As an auntie jabbed her elbow deeper and deeper into the small of my back in an effort to propel me further into the mass of humanity waiting to enter the temple and the infant wedged into his mother’s arms next to me wailed his thousandth cry of protest, I wondered why I had let myself become convinced that visiting this shrine was a good thing to do on my only day off. My dear friend and colleague had been talking about this particular place for months and to her and many other Hindus, it was a religious site of especial importance. Nathdwara is the small dusty town in Rajasthan which boasts the Shrinathji Temple – an “infant” incarnation of Lord Krishna. The temple is an important place of pilgrimage and opens only a few times a day to allow devotees to flood in for a glimpse of the small, carved monolith before being whisked outside by the crowd.
Upon our arrival, we walked through countless streets with the feeling of a carnival that never really ends, with a plethora of street vendors selling deities and other religious objects, as well as countless fried foods – the purple glow of ube root looking even more attractive underneath the glisten of still-hot oil. As we walked into the temple area, I was not over-awed by my surroundings, but more by the sheer mass of people who quickly began to crowd, push, and inch their way towards the wrought-iron gates barring the way. In addition, the sheer mass of commercialism at this place was overpowering – infinite items were for sale as well as the “tour-guide” services of tiny, pushy temple boys – regardless of the fact that the temple consisted of one small room.
As the time went on and Shivani and I became more and more compressed in this writhing mob of women, we suddenly heard a bell ring – the men had been released. Kept in sex-specific areas, a huge flood of men suddenly leapt from an unseen holding zone – running, pushing, leaping to be at the front of the pack. The stream seemed to never end – sometimes trickling off, only to be continued by another fresh batch – all the while the women behind the bars of the temple, waiting their turn and growing impatient.
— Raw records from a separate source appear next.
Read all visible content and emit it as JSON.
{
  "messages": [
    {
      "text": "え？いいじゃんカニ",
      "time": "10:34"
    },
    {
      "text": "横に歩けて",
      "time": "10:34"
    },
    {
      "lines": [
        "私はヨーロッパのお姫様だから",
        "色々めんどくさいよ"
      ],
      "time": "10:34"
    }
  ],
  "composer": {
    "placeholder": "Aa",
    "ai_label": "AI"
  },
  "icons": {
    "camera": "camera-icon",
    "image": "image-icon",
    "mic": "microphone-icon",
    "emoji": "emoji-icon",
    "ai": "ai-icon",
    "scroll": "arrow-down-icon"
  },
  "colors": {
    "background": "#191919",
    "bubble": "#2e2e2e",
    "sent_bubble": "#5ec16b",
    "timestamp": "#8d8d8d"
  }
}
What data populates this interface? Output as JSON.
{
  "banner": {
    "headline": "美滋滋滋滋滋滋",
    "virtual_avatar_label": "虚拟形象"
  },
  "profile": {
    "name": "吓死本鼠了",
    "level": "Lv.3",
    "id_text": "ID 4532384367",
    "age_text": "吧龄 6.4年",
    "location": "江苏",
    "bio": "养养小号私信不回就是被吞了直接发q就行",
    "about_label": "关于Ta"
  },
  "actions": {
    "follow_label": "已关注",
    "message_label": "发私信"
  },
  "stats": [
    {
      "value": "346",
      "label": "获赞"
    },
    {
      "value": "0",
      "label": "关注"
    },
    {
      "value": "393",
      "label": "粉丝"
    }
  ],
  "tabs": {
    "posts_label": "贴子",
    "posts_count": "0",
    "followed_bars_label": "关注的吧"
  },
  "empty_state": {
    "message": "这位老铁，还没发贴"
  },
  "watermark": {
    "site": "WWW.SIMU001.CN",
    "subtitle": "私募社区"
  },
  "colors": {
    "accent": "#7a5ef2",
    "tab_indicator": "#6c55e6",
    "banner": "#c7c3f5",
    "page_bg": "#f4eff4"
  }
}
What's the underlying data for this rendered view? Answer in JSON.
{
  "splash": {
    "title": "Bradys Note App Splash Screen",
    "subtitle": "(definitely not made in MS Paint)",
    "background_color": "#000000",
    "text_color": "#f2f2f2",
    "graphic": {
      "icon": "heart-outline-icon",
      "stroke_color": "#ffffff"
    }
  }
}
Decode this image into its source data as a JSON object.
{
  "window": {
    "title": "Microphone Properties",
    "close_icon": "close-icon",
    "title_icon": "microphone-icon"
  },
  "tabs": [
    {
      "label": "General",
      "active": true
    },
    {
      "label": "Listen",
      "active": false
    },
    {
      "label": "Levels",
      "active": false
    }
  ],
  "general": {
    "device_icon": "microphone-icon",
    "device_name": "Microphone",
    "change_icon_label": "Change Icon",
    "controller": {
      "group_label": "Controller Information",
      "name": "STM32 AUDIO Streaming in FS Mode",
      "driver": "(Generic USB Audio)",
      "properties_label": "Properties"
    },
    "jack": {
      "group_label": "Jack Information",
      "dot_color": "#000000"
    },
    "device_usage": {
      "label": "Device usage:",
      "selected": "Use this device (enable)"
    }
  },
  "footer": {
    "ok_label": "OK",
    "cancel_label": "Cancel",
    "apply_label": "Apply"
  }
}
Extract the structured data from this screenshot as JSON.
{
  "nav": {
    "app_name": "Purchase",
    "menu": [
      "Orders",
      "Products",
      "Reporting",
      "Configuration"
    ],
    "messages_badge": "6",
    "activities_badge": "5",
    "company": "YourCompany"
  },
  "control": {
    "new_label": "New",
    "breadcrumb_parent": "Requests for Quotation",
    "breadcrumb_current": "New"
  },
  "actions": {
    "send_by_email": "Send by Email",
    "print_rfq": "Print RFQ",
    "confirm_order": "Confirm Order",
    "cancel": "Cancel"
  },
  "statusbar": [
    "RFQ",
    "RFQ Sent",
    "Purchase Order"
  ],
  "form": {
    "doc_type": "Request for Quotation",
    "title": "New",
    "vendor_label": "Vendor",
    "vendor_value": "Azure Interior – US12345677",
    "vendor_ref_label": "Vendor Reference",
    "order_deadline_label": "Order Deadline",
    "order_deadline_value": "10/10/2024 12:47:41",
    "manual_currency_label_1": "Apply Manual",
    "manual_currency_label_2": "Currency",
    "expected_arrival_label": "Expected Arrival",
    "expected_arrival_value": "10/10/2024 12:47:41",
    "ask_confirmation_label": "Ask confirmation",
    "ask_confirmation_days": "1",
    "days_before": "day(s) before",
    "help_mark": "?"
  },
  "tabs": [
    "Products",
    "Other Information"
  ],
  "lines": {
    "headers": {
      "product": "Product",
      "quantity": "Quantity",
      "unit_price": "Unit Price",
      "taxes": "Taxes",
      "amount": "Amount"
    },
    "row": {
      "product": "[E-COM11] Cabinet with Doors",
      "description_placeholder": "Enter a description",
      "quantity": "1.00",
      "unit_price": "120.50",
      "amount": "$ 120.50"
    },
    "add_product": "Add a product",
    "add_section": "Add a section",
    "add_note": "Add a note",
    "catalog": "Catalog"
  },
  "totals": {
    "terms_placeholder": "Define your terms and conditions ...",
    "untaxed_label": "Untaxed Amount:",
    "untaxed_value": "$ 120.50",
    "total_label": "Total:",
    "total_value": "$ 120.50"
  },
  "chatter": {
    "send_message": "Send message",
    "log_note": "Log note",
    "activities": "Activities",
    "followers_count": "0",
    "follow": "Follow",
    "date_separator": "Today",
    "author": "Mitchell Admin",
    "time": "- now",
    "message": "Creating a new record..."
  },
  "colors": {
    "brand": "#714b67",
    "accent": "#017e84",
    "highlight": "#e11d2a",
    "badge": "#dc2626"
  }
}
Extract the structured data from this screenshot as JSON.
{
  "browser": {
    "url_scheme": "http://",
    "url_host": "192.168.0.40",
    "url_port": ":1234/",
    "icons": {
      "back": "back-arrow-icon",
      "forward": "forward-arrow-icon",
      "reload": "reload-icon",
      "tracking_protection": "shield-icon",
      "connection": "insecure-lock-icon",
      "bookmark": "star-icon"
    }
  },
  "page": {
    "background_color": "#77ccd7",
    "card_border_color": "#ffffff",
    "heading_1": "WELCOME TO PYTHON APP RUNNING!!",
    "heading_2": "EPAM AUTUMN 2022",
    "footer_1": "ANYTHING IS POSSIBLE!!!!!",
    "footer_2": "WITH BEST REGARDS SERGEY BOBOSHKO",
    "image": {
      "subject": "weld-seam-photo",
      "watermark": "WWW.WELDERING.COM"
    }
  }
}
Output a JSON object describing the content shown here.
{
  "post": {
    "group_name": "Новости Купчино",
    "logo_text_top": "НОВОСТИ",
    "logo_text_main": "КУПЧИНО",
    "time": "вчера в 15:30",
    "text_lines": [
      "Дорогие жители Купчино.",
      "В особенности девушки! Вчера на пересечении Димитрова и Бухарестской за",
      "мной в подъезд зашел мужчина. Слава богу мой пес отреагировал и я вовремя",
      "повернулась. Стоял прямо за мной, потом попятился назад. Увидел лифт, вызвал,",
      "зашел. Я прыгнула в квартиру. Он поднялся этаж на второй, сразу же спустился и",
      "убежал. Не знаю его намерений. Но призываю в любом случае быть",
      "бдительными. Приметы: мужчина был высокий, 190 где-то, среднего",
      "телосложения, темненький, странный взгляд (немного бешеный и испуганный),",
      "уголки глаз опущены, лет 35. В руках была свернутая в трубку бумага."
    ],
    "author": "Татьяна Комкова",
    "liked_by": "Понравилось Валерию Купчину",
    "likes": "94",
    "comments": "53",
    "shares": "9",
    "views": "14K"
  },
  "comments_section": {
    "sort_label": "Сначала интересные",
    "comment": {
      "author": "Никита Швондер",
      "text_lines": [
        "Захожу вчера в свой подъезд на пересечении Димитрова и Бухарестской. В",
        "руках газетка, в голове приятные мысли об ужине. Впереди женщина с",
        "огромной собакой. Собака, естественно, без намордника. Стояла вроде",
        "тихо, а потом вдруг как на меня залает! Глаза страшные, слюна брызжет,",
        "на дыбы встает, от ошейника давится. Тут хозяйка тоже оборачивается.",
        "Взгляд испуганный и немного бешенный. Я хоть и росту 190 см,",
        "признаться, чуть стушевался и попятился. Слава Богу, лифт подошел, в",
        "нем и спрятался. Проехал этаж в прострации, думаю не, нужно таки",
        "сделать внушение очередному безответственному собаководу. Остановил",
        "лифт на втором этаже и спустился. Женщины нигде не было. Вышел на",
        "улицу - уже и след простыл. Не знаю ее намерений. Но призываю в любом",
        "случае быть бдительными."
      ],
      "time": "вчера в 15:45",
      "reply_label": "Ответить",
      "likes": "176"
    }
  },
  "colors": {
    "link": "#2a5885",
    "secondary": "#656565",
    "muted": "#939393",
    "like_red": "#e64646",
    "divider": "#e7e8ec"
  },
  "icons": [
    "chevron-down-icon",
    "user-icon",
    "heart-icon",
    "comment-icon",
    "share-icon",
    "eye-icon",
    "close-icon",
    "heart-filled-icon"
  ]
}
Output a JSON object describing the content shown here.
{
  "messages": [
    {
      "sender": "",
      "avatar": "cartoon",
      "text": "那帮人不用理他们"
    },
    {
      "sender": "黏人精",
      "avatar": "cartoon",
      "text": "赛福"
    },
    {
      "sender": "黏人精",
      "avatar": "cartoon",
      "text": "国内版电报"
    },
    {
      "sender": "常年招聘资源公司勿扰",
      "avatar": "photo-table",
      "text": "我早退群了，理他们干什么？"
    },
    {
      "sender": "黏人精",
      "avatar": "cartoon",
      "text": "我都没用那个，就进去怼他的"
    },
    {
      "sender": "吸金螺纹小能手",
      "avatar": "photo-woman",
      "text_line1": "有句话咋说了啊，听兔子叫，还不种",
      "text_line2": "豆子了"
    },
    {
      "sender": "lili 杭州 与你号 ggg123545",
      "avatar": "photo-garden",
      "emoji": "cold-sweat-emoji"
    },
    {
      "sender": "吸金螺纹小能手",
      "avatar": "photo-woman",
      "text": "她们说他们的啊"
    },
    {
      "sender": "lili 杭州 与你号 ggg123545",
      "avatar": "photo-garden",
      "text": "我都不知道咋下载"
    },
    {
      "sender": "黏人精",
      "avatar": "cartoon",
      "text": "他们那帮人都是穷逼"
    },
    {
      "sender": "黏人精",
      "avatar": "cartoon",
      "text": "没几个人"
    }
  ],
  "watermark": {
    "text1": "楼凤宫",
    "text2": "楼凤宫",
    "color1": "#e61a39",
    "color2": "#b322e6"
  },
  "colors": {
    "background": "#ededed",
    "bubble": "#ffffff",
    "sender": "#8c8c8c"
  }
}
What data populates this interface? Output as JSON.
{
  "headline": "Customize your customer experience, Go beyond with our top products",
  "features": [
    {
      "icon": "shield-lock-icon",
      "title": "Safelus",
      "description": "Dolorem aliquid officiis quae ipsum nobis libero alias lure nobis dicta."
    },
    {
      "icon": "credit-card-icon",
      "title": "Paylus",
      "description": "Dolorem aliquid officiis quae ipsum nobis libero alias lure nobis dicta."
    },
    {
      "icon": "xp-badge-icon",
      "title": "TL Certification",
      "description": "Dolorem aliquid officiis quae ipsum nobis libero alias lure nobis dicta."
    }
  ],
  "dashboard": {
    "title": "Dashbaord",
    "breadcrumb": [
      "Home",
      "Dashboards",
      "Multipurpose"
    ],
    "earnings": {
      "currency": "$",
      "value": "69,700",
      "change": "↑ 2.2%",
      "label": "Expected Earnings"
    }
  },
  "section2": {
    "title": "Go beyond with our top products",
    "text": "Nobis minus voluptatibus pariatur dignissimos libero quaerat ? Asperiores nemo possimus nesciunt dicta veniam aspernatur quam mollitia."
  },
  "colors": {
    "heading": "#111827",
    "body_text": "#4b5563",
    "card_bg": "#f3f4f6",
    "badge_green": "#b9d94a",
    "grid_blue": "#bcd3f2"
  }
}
I was near the front and the sheer force of an entire room of women leaning towards me was making me a little nervous for when the gates finally opened. Images of unfortunate souls who trip and fall during the Running of the Bulls came to mind. Soon, the women were angry. They were uncomfortable and crowded and tired of watching man after man have his fill of religious piety. Collective chanting and rattling of bars filled the room – the concentrated anger of Indian women deprived of their opportunity to worship. The male guards that stood on the other side began to look uneasy. The clamor escalated to deafening levels with female outcries intermingling with the unhappy howls of their children.
Suddenly the gate opened and I was pushed with a human battering ram forward, forward, forward into the small room that housed the goal of many pilgrimages to this place. The small black carving of Krishna was visible, but barely, among the frantically worshipping crowds – desperate to have the time to say their prayers before being pushed out by the next wave of zealots. And then I was out – blinking confusedly in the bright sunlight, feeling slightly lonely without the constant pressure of many bangled, wrinkled arms pressing against me. And as I walked back into the town again, I had more questions than answers – as usually follows most experiences I have in India. Questions about the sanctity of religious worship when it becomes unrecognizably commercial, about the meaning of pilgrimage and what it meant for those worshipers who got only a few seconds in the presence of their god, and especially the powerful metaphor of that alive and shouting mass of women, kept locked behind a gate and guarded by men, while male devotees sprinted ahead and took the first spoils of religious fruit, while they shouted and shook the bars and demanded to be let loose.